Taking notes

Most every poker decision you make depends on reading your opponents.

What hands could they have? Are they more likely to play back at you because you've been raising a lot? Are they weak-tight? Tight-aggressive? Calling stations? Do they continuation bet? Are their betting actions inconsistent with the hand they're trying to represent? Are they making any rookie mistakes?

Your personal knowledge about poker can give you a partial answer. Pokertracker also helps. Taking good notes is another piece of the puzzle that often goes overlooked.

Writing down concise, accurate and useful notes on my opponents' playing tendencies really helped advance my game. In the past, I had always wanted to take better notes, but I didn't know how.

Then I took the first step: Resolving to take as many notes as possible, even if you don't know what you're looking for. Try to take notes on everyone. Try to make a note every hand. This will get you in the habit of note-taking until it becomes routine.

For example, some of the first notes I take on players are some of the most simple. I write down any time anyone posts a blind out of position. In itself, writing down "mp post" next to someone's name doesn't tell me much about the player, but it can be a useful clue when combined with all the other data at my disposal. Other examples of introductory notes I frequently take include "buys in as short stack," "minraiser," and "button limper." These initial preflop leaks often indicate deeper flaws in your opponents.

After taking a note on a player, sites like Full Tilt will display a green tag next to their screenname by default. You can change that green tag to any other color. This is largely a matter of personal preference, but my rudimentary system assigns a purple tag to loose players and a deep purple tag to players I know. I use a red tag to call my attention to an important note I have taken, often on a player that demonstrates a consistent behavior (such as always bluffing at the river, a tendency to semibluff check-raise when scare cards come, or a high attempt to steal percentage).

Notes on postflop play often prove to be the most valuable. Once you can get an idea about whether an opponent's small bets are for value or show weakness, whether he bets out draws or check-calls them, whether his check-raises show genuine strength or are used for information -- then you're on your way toward manipulating that player to the fullest.

It's rare that one note will tell the full story about a player, but every bit of information is a clue leading you to profitable answers. My note-taking system is far from perfect, but the act of watching other players will further understanding of your own game while helping you figure our your opponents.

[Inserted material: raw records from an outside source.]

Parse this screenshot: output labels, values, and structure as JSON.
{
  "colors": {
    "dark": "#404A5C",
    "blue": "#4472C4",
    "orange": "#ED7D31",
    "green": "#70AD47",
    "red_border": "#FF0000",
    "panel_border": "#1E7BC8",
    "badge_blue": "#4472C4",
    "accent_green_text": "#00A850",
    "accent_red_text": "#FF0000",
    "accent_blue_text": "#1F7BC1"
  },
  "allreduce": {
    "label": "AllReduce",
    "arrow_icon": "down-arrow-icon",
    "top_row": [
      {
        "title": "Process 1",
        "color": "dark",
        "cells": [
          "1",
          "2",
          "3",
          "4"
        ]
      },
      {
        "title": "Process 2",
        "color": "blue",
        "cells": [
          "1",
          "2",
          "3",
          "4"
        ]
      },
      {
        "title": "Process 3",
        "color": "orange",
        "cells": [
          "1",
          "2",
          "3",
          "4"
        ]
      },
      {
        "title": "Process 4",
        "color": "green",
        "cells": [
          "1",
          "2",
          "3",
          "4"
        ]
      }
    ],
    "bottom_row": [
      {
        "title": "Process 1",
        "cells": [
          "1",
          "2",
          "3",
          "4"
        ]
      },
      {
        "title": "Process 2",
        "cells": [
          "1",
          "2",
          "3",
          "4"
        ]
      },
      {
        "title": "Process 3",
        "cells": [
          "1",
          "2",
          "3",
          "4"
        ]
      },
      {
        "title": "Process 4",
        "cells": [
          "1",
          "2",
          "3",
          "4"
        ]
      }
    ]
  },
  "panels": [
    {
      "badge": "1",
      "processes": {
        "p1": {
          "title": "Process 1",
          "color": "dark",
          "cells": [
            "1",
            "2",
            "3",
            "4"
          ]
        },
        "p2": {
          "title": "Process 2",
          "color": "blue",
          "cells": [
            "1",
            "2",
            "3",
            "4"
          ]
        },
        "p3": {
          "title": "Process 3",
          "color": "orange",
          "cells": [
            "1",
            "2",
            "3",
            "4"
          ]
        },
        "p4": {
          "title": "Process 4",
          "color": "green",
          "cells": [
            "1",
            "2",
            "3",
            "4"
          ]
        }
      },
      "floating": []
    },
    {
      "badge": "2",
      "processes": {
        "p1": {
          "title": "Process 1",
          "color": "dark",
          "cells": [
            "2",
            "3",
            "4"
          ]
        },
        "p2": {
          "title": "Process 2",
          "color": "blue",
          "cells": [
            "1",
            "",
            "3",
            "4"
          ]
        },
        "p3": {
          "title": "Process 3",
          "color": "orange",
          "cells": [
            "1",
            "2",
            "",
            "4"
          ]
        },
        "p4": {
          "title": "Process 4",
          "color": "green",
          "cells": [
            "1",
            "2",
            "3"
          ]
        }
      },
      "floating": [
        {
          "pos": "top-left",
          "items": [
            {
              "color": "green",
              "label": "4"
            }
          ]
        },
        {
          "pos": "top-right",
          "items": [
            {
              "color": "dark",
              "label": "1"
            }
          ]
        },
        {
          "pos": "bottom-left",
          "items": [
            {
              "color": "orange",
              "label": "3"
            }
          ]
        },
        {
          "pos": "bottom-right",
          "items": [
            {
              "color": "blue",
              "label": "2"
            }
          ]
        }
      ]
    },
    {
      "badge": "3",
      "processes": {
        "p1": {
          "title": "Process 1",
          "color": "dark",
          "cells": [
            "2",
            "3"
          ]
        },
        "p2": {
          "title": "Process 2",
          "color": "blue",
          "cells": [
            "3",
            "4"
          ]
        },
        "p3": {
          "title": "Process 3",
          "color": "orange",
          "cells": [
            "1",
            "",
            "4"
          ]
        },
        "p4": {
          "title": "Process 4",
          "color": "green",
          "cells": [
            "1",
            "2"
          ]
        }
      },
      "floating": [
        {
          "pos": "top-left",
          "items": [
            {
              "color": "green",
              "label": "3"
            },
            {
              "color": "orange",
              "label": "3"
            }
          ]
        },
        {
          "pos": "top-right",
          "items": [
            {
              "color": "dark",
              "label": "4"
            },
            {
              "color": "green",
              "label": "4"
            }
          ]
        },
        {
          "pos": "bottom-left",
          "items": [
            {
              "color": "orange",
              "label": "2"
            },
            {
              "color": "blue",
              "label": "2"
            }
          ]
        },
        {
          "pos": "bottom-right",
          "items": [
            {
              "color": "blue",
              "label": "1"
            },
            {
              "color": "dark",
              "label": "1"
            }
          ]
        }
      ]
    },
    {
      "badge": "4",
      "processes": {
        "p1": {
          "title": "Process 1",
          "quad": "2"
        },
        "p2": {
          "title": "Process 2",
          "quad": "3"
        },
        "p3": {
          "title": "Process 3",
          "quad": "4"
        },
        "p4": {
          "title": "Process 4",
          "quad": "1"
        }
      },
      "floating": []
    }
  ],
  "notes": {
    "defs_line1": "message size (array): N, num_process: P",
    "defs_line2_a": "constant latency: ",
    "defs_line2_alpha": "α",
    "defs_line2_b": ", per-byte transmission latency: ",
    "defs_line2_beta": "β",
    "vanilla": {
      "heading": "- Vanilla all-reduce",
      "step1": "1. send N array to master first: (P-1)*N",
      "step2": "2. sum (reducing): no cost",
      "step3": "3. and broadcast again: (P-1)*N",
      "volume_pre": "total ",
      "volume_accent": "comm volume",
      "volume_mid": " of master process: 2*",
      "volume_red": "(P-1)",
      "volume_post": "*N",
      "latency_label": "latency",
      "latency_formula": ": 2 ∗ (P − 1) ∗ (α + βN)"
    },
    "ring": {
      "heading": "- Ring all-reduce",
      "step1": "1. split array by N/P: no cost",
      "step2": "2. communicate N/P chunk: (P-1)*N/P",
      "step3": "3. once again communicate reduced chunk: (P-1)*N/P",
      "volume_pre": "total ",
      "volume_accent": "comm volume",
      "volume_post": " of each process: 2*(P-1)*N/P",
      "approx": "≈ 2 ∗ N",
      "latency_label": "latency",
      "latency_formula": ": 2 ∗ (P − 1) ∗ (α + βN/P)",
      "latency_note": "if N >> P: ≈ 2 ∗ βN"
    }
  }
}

Strong players win money because they're observant, gather information and then unleash it at a well-timed moment. Notes are a great way to harvest information to be used when the time is right. As always, I'm interested in hearing about other people's note-taking systems in the comments section.

Play gut!

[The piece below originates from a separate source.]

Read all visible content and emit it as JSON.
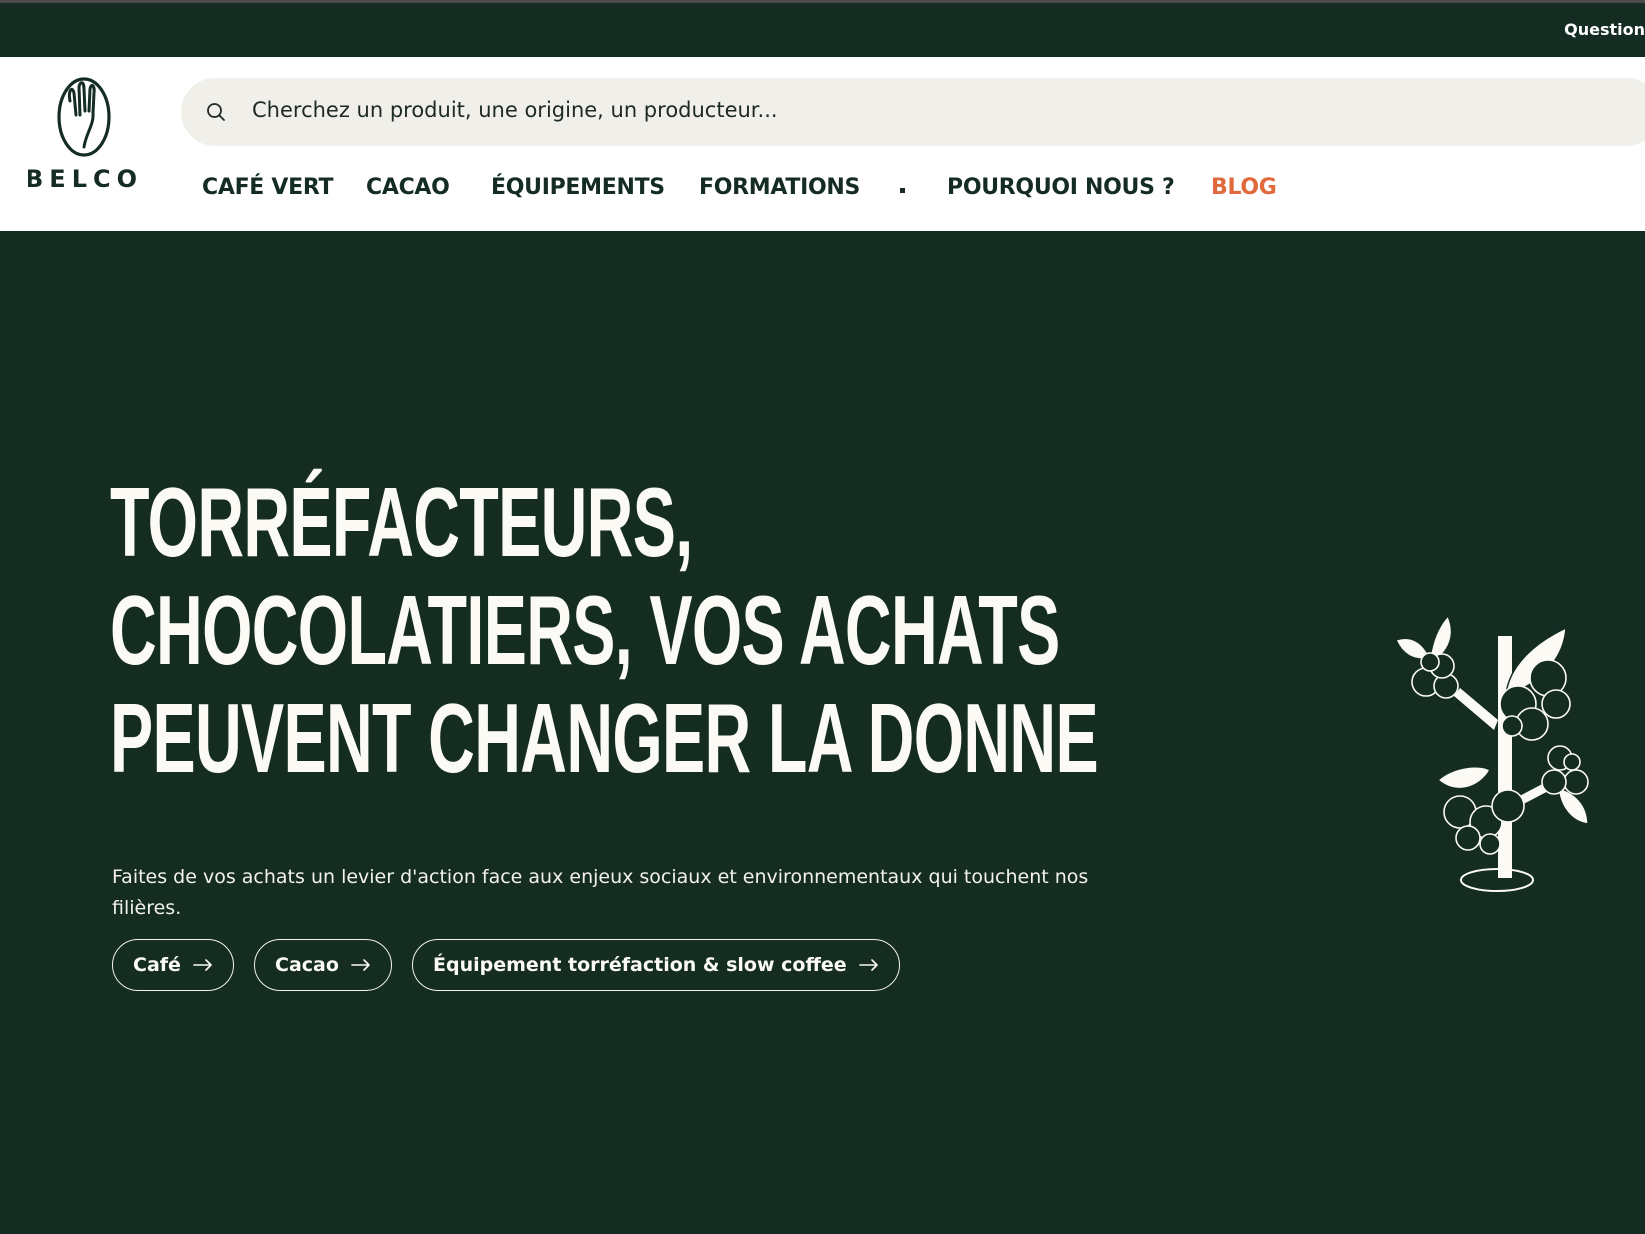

2 comments:

chipper said...

Note taking is very important. When I was hell-bent on grinding limit Holdem tables, I would upload Pokertracker stats into the Notes fields on Poker Stars. If I had ever played that player before, I would instantly know their playing style and how much they won/lost.

Now, I'm playing Omaha Hi/Lo and am trying to take notes by hand, but without pokertracker (haven't bought the Omaha version yet).

If I'm multitabling, I find that I don't take as many notes as I should. If ever something noticeable happens, I'm sure to record it. Problem is, I play on different computers and can't see the notes I took on the other computer.

Notes will only show tendencies but don't bank on lightning striking twice on every hand.

Guin said...

I have been working on a simple system in the notes section as well... now if I could figure out how to get pokertracker to work in a tournament that would help...

for notes I use the following:
PFR (worst hand shown) UTG, EP, MP, CO, SB, BB
cbet % guess mostly
value river bet % of pot (this is tough but when someone has the nuts this is interesting to note)
bluff river bet % of pot (again interesting to note if you see it)